Dataset rows describing interfaces
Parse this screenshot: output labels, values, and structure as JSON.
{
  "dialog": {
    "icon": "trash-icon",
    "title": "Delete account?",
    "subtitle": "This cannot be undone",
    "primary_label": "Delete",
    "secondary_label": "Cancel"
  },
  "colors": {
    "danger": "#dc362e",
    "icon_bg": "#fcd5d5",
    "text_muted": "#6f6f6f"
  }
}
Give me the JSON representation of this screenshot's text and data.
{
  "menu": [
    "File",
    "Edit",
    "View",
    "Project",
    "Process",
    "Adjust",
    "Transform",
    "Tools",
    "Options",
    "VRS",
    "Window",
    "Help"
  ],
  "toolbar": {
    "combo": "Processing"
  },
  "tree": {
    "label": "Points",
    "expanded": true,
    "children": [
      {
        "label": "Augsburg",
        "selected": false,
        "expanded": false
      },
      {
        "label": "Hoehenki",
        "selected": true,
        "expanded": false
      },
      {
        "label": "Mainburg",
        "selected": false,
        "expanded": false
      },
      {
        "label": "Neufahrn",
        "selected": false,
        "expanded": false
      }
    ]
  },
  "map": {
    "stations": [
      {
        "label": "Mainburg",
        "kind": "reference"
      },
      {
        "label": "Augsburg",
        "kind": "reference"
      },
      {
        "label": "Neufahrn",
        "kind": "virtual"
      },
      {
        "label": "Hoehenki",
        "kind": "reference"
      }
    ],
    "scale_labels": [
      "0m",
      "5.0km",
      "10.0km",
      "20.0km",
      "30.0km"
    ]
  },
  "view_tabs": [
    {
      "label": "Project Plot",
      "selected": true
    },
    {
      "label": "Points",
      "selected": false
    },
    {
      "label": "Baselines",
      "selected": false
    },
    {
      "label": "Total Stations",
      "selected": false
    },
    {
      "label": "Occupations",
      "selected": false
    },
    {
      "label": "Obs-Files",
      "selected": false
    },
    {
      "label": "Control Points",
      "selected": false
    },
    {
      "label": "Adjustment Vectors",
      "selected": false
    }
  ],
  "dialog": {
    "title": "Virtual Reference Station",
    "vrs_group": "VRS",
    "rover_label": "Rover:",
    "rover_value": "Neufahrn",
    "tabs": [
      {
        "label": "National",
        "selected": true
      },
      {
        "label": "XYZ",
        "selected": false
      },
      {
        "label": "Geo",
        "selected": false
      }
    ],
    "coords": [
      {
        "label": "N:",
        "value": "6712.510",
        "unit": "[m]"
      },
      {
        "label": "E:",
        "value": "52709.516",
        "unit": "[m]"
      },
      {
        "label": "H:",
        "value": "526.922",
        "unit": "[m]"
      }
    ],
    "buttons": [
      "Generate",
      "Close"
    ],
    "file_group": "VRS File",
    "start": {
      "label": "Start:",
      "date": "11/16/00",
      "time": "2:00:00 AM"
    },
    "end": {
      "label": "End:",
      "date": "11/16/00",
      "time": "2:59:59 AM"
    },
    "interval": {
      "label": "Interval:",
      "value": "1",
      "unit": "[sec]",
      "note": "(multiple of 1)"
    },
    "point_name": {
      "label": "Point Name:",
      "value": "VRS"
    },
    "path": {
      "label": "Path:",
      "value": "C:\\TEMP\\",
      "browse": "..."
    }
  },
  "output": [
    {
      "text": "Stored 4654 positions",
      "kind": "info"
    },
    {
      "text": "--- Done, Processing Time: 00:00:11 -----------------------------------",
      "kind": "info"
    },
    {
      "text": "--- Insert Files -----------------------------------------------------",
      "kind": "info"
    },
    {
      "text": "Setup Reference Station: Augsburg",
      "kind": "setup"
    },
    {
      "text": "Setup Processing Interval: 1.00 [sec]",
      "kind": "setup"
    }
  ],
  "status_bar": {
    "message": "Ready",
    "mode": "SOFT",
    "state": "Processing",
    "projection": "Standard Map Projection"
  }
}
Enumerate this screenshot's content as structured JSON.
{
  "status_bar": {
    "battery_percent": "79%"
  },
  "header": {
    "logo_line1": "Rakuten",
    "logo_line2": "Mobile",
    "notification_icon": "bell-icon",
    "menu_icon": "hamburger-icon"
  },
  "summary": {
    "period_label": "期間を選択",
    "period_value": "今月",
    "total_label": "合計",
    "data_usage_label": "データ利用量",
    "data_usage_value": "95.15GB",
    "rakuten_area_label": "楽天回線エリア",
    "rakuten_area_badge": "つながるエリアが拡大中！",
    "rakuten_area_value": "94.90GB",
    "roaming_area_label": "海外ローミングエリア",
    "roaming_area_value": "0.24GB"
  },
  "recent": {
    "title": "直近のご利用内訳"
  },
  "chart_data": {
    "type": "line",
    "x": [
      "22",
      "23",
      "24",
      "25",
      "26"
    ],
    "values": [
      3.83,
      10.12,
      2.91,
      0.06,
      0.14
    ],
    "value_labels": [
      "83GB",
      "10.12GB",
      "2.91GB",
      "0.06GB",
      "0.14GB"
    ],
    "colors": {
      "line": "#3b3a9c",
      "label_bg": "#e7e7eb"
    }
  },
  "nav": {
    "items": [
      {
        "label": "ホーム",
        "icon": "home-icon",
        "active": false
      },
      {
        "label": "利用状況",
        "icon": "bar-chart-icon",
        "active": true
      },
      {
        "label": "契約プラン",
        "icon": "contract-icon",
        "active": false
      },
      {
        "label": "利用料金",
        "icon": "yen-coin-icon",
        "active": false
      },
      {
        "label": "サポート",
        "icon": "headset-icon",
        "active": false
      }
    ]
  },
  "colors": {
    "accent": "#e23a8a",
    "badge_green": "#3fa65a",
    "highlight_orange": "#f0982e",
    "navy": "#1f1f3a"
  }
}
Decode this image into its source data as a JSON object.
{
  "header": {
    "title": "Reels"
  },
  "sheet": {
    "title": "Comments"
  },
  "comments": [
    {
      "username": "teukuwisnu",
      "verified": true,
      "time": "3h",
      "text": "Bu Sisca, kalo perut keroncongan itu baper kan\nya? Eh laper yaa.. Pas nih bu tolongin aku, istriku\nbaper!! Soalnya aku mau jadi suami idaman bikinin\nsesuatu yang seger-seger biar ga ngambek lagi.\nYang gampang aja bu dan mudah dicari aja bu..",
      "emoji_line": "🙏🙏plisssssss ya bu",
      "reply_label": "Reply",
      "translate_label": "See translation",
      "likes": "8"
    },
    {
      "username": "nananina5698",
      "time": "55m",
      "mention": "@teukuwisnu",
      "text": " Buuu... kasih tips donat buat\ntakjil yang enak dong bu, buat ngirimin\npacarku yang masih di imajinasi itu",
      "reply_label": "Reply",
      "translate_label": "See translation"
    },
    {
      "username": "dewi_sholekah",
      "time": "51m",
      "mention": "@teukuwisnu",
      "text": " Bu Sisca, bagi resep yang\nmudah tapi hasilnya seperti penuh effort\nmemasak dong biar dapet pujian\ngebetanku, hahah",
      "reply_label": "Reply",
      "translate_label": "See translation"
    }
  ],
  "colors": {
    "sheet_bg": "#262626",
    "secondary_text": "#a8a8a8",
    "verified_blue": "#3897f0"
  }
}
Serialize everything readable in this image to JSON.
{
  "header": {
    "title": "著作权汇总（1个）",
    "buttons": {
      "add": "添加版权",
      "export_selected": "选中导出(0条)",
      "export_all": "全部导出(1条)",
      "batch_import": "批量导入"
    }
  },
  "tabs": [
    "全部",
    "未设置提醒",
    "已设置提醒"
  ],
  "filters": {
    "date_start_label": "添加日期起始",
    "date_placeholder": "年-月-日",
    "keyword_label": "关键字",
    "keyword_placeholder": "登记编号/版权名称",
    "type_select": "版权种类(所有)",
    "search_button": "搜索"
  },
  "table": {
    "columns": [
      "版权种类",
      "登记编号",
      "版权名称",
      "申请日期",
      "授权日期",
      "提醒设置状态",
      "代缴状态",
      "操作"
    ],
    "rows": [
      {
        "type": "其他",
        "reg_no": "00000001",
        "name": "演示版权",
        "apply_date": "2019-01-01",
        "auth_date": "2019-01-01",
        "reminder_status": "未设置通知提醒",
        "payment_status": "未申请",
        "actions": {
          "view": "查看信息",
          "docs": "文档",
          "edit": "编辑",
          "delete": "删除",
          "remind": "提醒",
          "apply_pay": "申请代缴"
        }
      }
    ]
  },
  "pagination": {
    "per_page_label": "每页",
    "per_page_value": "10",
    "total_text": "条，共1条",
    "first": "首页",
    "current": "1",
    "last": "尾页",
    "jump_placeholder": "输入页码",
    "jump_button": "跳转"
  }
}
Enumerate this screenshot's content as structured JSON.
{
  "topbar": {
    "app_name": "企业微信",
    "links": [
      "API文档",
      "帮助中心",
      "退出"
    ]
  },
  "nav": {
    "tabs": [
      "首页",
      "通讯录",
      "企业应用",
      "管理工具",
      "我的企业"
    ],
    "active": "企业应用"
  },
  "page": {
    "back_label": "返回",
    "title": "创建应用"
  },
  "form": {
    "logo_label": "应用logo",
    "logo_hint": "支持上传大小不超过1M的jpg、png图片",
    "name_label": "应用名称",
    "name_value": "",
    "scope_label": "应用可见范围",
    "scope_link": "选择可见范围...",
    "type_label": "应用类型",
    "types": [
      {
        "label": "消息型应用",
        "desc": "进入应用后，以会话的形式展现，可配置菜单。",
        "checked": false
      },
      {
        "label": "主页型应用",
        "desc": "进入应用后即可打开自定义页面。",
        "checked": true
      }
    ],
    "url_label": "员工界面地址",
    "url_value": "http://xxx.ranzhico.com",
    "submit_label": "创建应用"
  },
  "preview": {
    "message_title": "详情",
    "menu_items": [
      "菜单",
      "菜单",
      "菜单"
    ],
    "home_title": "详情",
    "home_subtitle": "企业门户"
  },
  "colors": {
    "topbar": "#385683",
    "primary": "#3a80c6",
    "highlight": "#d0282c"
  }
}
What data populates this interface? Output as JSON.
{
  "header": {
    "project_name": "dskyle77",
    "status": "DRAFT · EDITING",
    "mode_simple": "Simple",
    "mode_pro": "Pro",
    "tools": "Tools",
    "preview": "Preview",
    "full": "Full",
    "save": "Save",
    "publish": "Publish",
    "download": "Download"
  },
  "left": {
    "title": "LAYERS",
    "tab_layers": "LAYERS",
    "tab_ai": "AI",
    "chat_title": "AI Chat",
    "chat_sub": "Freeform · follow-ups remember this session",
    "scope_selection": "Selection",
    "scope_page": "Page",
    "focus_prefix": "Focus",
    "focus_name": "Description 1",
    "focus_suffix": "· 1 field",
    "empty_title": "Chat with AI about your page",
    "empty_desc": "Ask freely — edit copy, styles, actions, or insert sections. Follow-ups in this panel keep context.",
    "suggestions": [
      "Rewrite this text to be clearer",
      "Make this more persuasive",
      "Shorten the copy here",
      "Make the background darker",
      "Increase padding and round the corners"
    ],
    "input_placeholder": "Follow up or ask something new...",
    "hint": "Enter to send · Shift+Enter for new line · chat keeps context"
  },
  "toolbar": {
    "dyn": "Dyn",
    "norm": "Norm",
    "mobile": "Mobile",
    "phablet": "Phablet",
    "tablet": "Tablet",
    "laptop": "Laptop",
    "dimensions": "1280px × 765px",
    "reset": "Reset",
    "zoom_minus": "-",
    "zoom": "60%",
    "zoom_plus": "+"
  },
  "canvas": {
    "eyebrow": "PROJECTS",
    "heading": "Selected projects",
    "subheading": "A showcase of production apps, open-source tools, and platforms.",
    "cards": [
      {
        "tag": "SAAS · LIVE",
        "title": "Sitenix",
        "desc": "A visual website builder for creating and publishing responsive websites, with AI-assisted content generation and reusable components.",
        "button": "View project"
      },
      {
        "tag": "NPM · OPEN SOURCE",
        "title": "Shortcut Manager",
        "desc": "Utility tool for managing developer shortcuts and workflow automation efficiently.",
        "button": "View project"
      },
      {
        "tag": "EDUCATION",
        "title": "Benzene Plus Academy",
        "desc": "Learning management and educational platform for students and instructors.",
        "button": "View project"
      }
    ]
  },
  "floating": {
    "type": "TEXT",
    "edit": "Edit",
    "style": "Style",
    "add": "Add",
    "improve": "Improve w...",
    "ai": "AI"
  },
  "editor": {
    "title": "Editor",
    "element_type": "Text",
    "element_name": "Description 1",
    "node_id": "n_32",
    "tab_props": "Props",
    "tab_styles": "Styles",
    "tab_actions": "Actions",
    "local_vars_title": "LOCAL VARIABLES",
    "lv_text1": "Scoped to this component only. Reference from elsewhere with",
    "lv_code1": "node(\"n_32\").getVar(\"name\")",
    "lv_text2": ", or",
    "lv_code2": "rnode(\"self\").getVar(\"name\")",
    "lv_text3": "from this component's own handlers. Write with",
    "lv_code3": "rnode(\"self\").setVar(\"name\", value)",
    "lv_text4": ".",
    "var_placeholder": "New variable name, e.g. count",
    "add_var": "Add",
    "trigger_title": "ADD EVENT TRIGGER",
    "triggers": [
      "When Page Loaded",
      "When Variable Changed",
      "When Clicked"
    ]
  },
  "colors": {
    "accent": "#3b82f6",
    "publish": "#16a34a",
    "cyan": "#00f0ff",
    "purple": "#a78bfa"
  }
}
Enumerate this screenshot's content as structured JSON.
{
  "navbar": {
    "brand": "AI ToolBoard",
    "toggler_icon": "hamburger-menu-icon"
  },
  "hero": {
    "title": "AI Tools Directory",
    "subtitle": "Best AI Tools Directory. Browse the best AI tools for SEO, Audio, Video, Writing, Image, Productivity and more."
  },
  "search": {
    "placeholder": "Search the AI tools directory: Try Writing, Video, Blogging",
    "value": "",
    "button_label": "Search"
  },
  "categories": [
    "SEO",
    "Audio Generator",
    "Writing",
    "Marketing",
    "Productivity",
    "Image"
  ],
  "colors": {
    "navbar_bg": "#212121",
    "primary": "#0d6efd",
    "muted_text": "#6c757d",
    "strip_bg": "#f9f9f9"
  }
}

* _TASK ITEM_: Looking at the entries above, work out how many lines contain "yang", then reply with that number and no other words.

* _FINISHED EXERCISE_: 3